Since my last prototypes of surface manipulation on my machine knit samples, I dove in with a large machine knit piece of wool.
I used a 1-ply acrylic (blue) to sew the stitches. I used stitch counters on either end. This helps the thread to not pull through, once it’s pulled to tension. It also helps me keep track of where threads are.
It took quite a bit of time to put all of the stitches in place. It was the perfect activity for late night movies, zoom faculty meetings, phone calls with friends, etc. I find it comforting to be able to do something that is not as mentally intense as other aspects of Luciferins. In addition, it’s great to have not only something to do with my hands during other lowbar activities (ie faculty meetings), but making progress with my studio practice at the same time. Plus, it keeps me focus on what is being said. The stitches pattern was an upside down “U” followed by a right side up “U”, alternating the direction of the stitch each time and spreading them out between rows, so that no stitches lined up perfectly together.
Once all the stitches were in place over the entire structure, I went back and pulled each stitch tight, placing another stitch marker on the (no longer open end) thread, securing it with a knot. By the end of this step, I had a nice knitted log.
I dropped it in a pillow case, then dropped it in my foot pedaled washing machine-Yirego Drumi- that I love! It’s perfect for felting larger pieces. Especially for me, an apartment dweller without a personal washing machine. Given all the surface manipulation and stitch markers, I prefer felting in a washing machine versus rolling or rubbing the piece. It’s just not feasible.

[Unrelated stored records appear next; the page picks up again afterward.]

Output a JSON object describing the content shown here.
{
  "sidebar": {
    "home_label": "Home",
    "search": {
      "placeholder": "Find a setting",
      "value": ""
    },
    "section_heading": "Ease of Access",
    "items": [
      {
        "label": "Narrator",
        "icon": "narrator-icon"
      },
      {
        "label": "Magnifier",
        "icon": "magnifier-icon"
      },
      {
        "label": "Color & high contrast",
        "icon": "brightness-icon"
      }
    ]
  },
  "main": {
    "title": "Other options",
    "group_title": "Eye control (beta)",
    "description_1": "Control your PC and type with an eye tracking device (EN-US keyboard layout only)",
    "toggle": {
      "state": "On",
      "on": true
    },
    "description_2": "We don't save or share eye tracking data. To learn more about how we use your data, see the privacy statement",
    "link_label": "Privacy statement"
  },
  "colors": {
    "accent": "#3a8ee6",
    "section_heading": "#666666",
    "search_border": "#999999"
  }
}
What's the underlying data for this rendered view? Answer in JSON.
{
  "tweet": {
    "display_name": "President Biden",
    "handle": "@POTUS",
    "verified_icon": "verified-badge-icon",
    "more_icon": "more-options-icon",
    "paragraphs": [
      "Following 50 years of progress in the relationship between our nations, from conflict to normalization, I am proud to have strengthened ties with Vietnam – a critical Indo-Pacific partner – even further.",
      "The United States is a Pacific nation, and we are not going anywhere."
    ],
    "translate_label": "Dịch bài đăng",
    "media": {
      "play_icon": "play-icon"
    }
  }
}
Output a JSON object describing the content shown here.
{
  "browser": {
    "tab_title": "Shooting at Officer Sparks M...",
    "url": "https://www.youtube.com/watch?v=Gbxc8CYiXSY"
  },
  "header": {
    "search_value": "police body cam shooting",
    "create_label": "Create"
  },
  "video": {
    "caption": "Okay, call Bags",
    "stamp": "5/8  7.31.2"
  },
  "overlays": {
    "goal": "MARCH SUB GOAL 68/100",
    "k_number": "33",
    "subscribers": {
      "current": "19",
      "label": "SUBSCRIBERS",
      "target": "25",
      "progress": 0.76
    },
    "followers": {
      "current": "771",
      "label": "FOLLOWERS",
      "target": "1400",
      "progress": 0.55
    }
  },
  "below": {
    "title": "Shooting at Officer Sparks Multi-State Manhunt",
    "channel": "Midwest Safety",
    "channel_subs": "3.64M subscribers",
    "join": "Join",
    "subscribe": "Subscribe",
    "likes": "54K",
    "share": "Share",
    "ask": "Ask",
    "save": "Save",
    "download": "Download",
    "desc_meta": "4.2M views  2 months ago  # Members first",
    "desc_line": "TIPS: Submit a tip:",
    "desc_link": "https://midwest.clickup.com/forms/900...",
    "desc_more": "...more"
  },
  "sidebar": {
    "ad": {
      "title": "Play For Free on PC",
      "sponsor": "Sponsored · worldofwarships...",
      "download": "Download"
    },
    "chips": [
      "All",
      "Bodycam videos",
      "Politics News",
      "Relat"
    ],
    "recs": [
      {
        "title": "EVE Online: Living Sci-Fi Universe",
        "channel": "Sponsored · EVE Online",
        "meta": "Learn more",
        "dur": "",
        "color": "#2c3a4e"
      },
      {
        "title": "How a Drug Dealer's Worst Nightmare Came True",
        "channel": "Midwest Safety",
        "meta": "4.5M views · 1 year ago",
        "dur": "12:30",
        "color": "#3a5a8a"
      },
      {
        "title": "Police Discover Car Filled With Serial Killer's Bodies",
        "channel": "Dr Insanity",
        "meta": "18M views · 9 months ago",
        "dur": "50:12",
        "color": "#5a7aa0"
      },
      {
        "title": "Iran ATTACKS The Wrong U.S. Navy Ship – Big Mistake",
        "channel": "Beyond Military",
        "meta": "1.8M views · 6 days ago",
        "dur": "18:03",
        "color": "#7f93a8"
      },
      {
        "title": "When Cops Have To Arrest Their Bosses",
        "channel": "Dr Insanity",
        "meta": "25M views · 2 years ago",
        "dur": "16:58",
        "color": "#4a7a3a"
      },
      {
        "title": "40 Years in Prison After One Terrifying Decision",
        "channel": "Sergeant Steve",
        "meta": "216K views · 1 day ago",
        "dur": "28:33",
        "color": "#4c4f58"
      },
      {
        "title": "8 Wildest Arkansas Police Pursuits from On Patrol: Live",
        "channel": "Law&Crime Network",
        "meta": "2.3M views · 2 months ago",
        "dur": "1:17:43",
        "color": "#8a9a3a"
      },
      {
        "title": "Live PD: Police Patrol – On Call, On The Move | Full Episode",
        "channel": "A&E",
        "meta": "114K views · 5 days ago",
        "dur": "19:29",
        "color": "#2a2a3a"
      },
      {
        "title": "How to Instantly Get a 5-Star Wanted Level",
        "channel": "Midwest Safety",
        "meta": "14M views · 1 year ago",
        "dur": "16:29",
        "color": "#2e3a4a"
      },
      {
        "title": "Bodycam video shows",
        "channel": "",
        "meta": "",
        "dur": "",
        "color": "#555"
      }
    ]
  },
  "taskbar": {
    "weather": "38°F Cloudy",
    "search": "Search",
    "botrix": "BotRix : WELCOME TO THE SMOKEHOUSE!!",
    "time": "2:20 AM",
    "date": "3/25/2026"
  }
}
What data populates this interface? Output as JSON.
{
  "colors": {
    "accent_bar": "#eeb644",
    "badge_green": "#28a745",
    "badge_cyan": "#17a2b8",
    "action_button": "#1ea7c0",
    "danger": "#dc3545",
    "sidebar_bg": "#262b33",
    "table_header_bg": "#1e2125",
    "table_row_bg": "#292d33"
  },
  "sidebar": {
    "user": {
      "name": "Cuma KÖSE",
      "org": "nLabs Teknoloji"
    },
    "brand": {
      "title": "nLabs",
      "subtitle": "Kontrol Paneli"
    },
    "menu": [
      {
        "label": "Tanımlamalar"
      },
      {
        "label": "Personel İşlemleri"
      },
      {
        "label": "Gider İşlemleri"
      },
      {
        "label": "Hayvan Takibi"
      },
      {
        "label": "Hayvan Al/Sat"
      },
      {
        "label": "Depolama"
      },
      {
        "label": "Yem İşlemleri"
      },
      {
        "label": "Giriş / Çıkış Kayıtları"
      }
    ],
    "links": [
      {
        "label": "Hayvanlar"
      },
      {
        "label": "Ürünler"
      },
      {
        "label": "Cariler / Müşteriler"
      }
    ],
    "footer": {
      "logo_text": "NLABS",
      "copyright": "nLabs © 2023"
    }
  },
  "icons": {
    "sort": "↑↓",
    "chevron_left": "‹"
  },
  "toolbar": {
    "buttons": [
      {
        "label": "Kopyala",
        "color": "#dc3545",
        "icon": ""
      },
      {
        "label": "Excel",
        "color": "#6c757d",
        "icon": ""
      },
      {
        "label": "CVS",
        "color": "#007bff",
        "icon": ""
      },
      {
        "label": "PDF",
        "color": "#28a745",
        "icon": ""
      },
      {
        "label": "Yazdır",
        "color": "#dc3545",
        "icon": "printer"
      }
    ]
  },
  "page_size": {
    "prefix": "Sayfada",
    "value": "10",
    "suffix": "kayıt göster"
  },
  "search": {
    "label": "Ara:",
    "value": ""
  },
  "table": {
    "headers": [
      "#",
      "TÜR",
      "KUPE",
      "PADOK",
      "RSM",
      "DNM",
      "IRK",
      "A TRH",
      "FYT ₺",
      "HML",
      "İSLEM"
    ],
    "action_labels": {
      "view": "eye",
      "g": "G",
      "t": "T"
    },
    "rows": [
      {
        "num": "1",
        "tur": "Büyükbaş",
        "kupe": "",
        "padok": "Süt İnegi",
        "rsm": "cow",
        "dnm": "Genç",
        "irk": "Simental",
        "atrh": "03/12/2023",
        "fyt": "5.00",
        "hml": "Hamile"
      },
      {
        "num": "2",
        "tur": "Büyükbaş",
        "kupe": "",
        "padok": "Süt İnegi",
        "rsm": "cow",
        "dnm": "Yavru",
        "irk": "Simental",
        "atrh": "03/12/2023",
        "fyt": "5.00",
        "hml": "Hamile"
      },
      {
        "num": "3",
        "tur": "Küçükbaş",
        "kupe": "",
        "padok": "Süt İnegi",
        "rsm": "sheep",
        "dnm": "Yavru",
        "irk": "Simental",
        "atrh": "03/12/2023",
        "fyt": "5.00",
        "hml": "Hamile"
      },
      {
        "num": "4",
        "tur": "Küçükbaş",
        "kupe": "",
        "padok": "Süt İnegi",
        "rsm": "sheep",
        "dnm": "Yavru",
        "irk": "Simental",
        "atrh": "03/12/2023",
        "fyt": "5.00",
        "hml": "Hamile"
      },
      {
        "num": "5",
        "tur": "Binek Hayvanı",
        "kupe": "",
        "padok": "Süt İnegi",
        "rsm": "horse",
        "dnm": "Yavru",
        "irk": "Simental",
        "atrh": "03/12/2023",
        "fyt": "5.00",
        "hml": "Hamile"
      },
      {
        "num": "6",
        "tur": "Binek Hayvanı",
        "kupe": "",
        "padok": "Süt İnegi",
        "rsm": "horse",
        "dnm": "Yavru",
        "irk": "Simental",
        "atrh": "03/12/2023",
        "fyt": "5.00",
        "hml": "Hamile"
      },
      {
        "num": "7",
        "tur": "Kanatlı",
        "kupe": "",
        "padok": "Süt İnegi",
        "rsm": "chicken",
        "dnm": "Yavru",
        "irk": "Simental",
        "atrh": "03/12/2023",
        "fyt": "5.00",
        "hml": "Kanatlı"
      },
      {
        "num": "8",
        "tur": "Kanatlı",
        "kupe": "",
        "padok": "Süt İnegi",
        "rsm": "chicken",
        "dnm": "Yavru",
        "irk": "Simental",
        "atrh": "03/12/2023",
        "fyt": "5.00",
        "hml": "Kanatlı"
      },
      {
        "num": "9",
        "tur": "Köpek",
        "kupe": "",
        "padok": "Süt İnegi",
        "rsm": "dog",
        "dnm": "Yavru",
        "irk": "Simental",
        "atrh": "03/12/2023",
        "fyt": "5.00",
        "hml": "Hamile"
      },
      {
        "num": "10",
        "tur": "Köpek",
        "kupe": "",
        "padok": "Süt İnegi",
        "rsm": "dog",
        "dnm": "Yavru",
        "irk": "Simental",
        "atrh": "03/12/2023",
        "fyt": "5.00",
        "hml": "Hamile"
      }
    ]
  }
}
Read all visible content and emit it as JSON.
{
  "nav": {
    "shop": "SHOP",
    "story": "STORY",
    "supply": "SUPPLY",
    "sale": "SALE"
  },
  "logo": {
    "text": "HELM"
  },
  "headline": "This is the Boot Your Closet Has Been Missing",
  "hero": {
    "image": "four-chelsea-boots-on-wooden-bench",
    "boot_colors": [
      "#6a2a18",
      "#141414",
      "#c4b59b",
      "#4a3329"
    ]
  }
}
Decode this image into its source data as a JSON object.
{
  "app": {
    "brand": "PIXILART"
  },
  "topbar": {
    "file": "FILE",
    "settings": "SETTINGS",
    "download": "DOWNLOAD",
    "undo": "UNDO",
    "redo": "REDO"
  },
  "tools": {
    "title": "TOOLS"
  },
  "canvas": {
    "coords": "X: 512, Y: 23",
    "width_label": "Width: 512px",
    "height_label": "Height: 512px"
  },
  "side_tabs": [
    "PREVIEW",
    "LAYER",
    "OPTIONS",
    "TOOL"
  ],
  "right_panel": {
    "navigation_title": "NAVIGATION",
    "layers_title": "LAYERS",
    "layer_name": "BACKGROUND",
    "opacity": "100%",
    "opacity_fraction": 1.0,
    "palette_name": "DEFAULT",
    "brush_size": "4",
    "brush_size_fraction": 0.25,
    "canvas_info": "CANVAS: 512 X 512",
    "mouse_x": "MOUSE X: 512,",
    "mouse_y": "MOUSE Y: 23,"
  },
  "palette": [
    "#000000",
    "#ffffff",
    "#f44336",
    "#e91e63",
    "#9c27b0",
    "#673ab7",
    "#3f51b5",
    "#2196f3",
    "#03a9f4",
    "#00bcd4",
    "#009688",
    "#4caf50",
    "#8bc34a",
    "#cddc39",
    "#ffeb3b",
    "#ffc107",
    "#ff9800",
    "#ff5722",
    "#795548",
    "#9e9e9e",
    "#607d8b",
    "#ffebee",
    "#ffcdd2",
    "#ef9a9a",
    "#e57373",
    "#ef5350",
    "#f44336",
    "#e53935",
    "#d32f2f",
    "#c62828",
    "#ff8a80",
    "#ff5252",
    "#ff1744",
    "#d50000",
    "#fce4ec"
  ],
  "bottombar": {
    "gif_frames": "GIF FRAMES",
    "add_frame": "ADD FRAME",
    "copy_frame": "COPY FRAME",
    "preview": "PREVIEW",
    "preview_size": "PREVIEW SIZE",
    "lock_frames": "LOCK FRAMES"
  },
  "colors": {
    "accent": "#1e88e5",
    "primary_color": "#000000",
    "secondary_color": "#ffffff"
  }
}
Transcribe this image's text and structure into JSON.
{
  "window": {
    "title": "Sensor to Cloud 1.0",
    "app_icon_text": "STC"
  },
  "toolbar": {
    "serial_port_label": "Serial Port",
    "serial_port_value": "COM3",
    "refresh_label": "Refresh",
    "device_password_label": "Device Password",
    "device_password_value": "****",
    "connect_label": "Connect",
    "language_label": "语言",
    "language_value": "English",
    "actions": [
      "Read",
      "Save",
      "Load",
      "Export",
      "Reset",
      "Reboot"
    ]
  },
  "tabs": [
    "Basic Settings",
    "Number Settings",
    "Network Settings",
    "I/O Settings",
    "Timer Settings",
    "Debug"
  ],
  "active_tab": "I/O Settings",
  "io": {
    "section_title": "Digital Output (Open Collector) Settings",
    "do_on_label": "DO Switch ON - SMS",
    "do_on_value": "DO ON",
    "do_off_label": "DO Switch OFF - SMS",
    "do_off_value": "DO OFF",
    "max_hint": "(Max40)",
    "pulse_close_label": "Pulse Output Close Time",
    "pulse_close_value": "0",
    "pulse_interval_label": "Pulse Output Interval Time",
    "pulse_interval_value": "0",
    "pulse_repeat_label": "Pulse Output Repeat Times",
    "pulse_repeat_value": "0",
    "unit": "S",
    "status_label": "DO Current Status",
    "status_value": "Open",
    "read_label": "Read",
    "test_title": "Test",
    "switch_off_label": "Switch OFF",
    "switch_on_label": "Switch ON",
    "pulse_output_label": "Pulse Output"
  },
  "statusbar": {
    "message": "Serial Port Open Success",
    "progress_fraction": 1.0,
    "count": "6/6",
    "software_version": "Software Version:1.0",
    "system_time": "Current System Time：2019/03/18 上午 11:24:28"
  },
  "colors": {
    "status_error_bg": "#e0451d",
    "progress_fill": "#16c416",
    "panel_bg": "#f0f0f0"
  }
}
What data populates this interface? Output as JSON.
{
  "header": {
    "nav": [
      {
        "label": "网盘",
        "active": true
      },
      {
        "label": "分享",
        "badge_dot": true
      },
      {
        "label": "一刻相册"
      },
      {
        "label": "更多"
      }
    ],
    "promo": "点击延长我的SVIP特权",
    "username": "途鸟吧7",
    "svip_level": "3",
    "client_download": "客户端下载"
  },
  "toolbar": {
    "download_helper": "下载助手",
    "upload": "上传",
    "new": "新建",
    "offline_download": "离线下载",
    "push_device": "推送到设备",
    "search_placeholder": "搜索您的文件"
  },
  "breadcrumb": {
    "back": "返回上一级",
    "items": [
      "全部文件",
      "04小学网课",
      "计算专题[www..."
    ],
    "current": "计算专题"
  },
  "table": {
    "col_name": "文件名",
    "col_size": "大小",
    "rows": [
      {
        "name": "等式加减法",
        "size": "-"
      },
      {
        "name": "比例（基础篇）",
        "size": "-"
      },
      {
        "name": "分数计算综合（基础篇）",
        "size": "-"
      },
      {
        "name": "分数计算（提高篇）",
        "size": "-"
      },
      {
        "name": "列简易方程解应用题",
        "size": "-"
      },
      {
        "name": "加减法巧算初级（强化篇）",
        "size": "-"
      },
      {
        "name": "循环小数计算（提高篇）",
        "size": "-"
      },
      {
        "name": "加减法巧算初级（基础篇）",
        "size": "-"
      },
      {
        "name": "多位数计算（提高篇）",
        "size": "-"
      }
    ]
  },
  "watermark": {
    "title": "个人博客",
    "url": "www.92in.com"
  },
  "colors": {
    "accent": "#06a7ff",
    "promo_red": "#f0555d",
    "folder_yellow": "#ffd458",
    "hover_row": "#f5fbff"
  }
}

It felted up quite nice. I let it sit a bit longer in the hot water. I also added flecks of my olive oil soap. I think in all, I had 3 changes of water with about 5-10 minutes of agitation each time. I wanted to make sure that the folds also felted, not just the top of the folds.
I let it dry with the stitches and stitch counters in for several days (Being that it is early June, the heat wasn’t on). I also did not want to put this in a dryer and risk more felting/shrinkage. I placed some fans on it to speed up the process a bit.
Afterwards, I pulled out a few stitches to see the result of the surface design. I was quite pleased with the textures and ridges.
As I was pulling the stitches out, I realized that not having a resist in the center, provided me a few issues. While most of it felted nicely, not felting to the other side, a few areas nearly felted entirely together. Yikes. I had thought this might be an issue. Yet, with an issue, one can only work through it. In my case, it required me to pull apart the sides and the stitching. At first I thought I might loose the stitches or even not be able to fully pull the sides apart. But the good thing with wool is that it’s quite durable and strong. It took several sessions of *really* pulling the sides apart, that I was able to free up the sides. It also gave the surface design more room to breath and softened the fabric.
I’m really loving the surface design that resulted. It’s given such an interesting texture to the fabric.
My plan is to then cut up this material and to sew it together to create these weird forms. Straight tubes are rather dull. Yet, I can more these more natural looking formations with bulges and growths. I’m going to continue doing surface manipulations in this style on other machine knit pieces of fabric. The current piece I’m working stitches into is very loooooong. Much longer than this piece. I’m finding it rather bulky to work with. Note to self: machine knit a bit shorter pieces in the future.
Yet, the next piece I felt, I will use a resist that I put in place before I pull the stitches tight and secure them. This should keep it from felting together and let the pulling apart be by choice (not necessity).
I’m super eager to cut these up and to sew together a final form. I created a super rough prototype a few weeks ago, in a fit of frustration. I cut up previous surface manipulation tests (ie failures) and sewed them together quite quickly. I cut hard lines into the fabric, which I’m not inclined to do in the final pieces as it results in too hard of a geometry. But, the image below serves as a general example with these old prototypes. It never hurts to keep unsuccessful prototypes, as you never know how they could serve you well in the future.
Otherwise, it’s back to stitching and machine knitting for me. I want to have a good amount of material ready to work with, before I start creating (ie sewing) the final format of the fiber structures for Luciferins. I’ll be doing some paper prototypes first before I cut this material.